***** Dataset records *****
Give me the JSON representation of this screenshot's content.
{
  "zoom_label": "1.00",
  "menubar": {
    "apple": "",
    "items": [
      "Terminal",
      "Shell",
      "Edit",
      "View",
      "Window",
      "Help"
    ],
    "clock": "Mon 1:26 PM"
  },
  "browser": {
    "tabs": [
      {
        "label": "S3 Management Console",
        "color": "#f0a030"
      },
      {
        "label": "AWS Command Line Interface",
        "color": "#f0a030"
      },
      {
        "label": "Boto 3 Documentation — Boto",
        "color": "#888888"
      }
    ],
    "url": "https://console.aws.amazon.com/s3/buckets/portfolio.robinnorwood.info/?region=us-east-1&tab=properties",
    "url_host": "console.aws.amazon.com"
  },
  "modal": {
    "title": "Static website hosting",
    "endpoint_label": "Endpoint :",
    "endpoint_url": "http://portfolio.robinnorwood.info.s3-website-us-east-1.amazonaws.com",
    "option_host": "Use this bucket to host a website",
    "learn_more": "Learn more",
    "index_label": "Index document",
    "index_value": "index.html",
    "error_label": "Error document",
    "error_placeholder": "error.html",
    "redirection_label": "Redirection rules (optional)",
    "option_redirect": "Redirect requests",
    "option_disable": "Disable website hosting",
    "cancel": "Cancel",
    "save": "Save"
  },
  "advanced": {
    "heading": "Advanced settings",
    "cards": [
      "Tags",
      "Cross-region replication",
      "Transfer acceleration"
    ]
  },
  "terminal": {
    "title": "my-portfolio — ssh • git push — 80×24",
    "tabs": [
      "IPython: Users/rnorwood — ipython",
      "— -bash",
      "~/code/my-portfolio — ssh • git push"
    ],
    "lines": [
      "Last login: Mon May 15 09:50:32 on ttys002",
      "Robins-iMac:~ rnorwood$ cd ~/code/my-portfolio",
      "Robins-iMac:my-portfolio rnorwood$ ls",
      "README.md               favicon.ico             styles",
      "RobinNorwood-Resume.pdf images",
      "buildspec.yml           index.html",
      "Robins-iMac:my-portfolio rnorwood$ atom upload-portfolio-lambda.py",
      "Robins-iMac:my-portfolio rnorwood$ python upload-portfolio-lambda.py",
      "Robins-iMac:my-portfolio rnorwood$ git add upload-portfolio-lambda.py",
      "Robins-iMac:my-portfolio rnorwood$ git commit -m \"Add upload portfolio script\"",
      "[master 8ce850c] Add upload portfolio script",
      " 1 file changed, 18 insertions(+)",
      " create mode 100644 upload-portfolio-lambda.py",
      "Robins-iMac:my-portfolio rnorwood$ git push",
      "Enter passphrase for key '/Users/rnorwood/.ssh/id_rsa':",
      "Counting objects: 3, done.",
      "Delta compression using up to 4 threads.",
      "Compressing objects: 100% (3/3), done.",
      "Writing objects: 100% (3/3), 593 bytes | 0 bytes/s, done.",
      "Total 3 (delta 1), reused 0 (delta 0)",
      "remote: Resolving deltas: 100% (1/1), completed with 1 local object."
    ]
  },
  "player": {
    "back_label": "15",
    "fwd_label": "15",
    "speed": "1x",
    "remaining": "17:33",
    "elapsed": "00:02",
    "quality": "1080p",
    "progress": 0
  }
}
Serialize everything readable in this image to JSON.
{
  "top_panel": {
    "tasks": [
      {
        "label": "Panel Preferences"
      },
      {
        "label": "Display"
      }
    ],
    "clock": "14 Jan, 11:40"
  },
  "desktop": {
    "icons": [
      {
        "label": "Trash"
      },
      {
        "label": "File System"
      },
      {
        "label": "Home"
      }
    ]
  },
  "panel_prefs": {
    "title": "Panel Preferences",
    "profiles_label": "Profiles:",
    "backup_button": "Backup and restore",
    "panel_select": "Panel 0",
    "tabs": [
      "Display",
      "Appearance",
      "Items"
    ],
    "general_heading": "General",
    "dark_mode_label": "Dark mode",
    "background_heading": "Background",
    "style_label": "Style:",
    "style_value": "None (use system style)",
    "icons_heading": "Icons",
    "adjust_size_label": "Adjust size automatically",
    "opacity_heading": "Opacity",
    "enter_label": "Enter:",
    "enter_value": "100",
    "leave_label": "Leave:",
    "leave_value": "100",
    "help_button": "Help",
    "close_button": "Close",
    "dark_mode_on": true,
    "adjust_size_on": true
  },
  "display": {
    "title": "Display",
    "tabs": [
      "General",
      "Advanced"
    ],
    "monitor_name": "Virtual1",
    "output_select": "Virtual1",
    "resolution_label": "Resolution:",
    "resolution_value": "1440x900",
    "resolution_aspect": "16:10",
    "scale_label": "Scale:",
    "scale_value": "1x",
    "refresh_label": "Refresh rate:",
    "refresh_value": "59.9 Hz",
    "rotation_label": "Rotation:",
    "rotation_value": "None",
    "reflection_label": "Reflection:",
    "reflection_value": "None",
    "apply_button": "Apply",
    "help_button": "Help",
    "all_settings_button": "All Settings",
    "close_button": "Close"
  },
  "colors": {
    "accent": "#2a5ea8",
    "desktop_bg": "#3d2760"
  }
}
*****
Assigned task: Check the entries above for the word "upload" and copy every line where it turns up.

Result for this task:
      "Robins-iMac:my-portfolio rnorwood$ atom upload-portfolio-lambda.py",
      "Robins-iMac:my-portfolio rnorwood$ python upload-portfolio-lambda.py",
      "Robins-iMac:my-portfolio rnorwood$ git add upload-portfolio-lambda.py",
      "Robins-iMac:my-portfolio rnorwood$ git commit -m \"Add upload portfolio script\"",
      "[master 8ce850c] Add upload portfolio script",
      " create mode 100644 upload-portfolio-lambda.py",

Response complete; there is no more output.